Users wanting to monitor distributed systems often prefer to abstract away the architecture of the system, allowing them to directly specify correctness properties on the global system behaviour. To support this abstraction, a compilation of the properties would not only involve the typical choice of monitoring algorithm, but also the organisation of submonitors across the component network. Existing approaches, considered in the context of LTL properties over distributed systems with a global clock, include the so-called orchestration and migration approaches. In the orchestration approach, a central monitor receives the events from all subsystems. In the migration approach, LTL formulae transfer themselves across subsystems to gather local information.

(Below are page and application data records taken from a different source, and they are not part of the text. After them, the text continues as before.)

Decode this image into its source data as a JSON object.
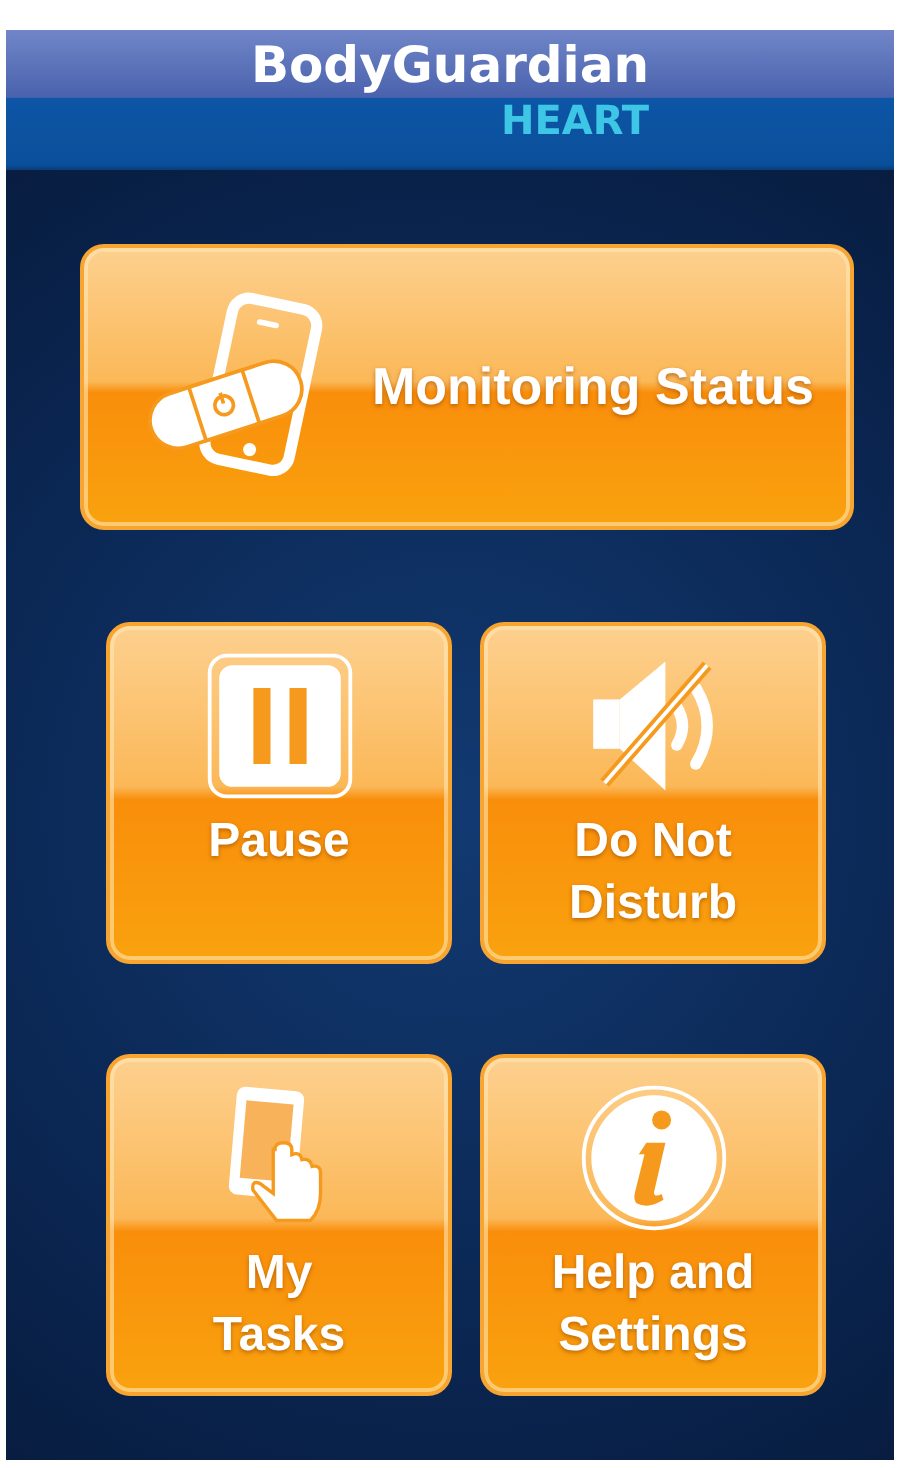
{
  "header": {
    "title": "BodyGuardian",
    "subtitle": "HEART"
  },
  "main_button": {
    "kind": "monitor",
    "lines": [
      "Monitoring Status"
    ]
  },
  "tiles": [
    {
      "kind": "pause",
      "lines": [
        "Pause"
      ]
    },
    {
      "kind": "mute",
      "lines": [
        "Do Not",
        "Disturb"
      ]
    },
    {
      "kind": "tasks",
      "lines": [
        "My",
        "Tasks"
      ]
    },
    {
      "kind": "info",
      "lines": [
        "Help and",
        "Settings"
      ]
    }
  ]
}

We propose a third way of organising submonitors: choreography — where monitors are orgnized as a tree across the distributed system, and each child feeds intermediate results to its parent. We formalise this approach, proving its correctness and worst case performance, and report on an empirical investigation comparing the three approaches on several concerns of decentralised monitoring.